Lewis Hamilton © Getty Images
Mercedes team chief Toto Wolff says "a magic call" in strategy set up Lewis Hamilton's dramatic Spanish Grand Prix victory over Sebastian Vettel.
In Barcelona on Sunday he slipped from pole to second at the start, recovered and passed Vettel's Ferrari to secure his second win of the season and reduce the German’s lead to six points in the title race.
The three-time champion obeyed his team’s instructions perfectly as they – led by chief strategist James Vowles – plotted his route to triumph by putting pressure on Vettel in the opening stint and then taking perfect advantage of a Virtual Safety Car (VSC) period.
Vettel pitted early for a new set of soft tyres to end his first stint, but instead of matching that call Mercedes chose to switch to their plan and kept both Hamilton and Valtteri Bottas out for longer stints before Hamilton came in for medium tyres – and leaving the Finn in the lead to block the frustrated Vettel.
The key moment came on lap 34 when Belgian Stoffel Vandoorne of McLaren crashed into Brazilian Felipe Massa's Williams to trigger the VSC.
"That was beautiful for us," said Wolff.
"At that stage we planned to do the opposite to Sebastian – and then the magic call was the one to pit Hamilton, at a time when it looked like the VSC would end, so Sebastian couldn't react...
"We timed it perfectly – credit to James and the strategists – and that pit-stop obviously was much faster than Sebastian's afterwards.
"Then it was down to Lewis to pass him on track which he did on the straight and taking the lead."
That move, which Vettel described as “like a train” passing him, left Hamilton in front for the final stint of 32 laps on soft tyres while Vettel, on mediums, toiled to stay in touch.
"In the end, it was all about balancing on a knife's edge,” said Wolff. “You want to have a gap, in the lead, to avoid the undercut, but on the other side we had to make the tyres last 32 laps.
"It was a combination of team work, strategy and Lewis's driving.”
Bottas’ selfless contribution on a weekend when he was unable to repeat the form that carried him to his maiden F1 win in Russia was also a significant part of their triumph before he retired with an engine failure.
Hamilton says he was left out of breath but relishing the title challenge by the win.
"It's definitely one of the favourites, if not the favourite battle, I'm having," said the three-time champion.
"I'm in a much better position than last year so 2017 is a much better year so far."
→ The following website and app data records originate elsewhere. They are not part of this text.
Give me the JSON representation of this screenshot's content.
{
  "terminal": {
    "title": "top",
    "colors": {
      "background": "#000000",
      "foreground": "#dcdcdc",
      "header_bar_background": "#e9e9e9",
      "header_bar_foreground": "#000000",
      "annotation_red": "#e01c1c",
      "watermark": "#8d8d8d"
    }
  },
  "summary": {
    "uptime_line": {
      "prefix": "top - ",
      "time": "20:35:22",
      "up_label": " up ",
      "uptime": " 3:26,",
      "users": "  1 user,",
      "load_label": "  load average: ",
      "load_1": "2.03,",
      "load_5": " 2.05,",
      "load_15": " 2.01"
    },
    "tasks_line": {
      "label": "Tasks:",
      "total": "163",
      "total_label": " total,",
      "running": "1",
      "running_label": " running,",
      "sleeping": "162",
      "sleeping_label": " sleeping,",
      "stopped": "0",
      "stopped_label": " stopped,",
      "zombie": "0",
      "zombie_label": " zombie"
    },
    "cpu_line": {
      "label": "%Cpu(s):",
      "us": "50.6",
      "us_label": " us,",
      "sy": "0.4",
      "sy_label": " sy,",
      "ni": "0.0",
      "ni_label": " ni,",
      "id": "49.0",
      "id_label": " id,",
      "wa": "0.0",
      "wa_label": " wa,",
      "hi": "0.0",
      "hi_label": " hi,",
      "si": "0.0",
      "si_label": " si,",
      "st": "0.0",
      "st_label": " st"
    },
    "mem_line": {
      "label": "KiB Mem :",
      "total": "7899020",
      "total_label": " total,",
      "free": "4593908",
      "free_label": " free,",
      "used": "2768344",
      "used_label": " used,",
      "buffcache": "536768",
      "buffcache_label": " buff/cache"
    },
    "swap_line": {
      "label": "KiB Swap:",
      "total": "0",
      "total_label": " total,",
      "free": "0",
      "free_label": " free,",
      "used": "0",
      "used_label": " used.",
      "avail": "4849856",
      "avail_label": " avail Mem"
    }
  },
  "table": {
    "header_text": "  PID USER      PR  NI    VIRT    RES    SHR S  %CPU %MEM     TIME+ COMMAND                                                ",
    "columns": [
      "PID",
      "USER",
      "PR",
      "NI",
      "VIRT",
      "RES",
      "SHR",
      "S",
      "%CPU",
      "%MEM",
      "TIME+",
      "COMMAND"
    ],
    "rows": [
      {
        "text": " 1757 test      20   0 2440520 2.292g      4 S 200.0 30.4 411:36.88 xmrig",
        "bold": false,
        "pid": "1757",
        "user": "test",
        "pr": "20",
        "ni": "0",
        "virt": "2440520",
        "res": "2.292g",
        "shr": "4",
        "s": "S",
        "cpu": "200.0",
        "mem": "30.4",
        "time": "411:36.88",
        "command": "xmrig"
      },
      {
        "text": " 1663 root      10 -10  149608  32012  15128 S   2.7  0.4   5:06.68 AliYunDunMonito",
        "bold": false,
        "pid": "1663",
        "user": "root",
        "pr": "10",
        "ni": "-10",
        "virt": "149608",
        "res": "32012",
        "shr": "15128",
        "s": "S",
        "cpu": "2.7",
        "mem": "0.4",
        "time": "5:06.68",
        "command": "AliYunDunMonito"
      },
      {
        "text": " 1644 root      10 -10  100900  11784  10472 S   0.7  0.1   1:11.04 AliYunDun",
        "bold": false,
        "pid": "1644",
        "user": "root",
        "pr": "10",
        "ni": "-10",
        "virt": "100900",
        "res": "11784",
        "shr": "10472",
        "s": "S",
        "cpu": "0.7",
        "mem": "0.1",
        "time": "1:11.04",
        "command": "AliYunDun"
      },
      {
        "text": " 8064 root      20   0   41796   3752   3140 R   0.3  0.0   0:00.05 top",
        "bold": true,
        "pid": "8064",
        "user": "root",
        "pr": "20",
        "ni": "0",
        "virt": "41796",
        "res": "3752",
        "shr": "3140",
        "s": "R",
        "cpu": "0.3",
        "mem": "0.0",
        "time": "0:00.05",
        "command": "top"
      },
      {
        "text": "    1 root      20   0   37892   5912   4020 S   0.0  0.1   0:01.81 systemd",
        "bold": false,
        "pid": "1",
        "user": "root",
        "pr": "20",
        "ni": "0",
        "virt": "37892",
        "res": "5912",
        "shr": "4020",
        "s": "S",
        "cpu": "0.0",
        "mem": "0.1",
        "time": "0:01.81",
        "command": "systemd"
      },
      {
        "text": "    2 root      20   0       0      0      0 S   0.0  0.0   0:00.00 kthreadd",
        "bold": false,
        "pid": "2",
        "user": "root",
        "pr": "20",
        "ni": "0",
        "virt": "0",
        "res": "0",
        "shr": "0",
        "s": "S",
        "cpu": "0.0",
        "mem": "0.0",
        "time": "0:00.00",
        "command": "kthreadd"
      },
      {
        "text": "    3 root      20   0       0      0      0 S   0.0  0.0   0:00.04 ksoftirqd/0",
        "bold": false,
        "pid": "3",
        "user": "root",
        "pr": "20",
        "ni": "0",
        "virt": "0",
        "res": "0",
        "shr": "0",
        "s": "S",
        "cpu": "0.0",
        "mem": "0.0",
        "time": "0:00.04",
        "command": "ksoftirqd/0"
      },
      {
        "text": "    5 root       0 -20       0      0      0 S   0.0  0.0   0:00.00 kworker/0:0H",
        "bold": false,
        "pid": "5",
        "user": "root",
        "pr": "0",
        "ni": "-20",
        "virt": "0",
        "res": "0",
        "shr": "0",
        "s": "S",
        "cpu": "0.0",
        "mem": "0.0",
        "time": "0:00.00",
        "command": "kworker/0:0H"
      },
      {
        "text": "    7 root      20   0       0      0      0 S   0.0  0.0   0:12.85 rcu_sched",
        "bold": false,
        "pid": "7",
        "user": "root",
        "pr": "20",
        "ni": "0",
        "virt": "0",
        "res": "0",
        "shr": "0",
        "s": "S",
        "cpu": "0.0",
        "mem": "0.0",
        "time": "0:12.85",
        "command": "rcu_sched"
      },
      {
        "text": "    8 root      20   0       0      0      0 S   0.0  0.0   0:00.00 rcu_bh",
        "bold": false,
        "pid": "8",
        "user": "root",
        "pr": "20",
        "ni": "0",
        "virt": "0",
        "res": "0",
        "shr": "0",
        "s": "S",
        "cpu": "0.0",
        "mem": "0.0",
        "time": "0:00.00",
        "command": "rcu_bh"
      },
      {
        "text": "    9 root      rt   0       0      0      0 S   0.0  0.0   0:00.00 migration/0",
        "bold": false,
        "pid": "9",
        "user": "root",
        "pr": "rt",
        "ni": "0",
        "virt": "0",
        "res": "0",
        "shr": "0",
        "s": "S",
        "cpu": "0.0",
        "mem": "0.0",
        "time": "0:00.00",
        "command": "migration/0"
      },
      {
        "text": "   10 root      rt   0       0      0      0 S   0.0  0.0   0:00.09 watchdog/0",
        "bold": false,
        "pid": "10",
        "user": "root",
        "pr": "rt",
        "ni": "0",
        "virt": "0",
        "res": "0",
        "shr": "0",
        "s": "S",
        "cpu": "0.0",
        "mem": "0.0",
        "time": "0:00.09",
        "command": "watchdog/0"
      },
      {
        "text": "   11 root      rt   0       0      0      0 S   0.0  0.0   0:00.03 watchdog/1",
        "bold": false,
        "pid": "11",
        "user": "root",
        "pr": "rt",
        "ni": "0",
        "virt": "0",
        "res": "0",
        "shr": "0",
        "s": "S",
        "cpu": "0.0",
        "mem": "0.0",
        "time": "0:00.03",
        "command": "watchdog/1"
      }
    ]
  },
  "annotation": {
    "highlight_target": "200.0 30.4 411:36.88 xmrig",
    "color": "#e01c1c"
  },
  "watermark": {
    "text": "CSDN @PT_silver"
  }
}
"It's great to have a battle — and a fight with another team is so much nicer and more enjoyable because there's no tension within our team.
"At the last race, when Valtteri (Bottas) won, there wasn't an ounce of me that was like 'damn it, he won'... But this is how it should be.”
Hamilton, who has changed his fitness coaching arrangements and now plans his own schedule between races without a trainer, conceded that he found himself fighting for breath at times.
He had to sit down on the victors’ podium during the post-race ceremony, clearly lacking the same level of vim and energy of others around him.
"Man, these cars are so much more physical this year and this is a tough circuit,” he explained after the contest at the Circuit de Catalunya where many seasoned observers commented on his condition.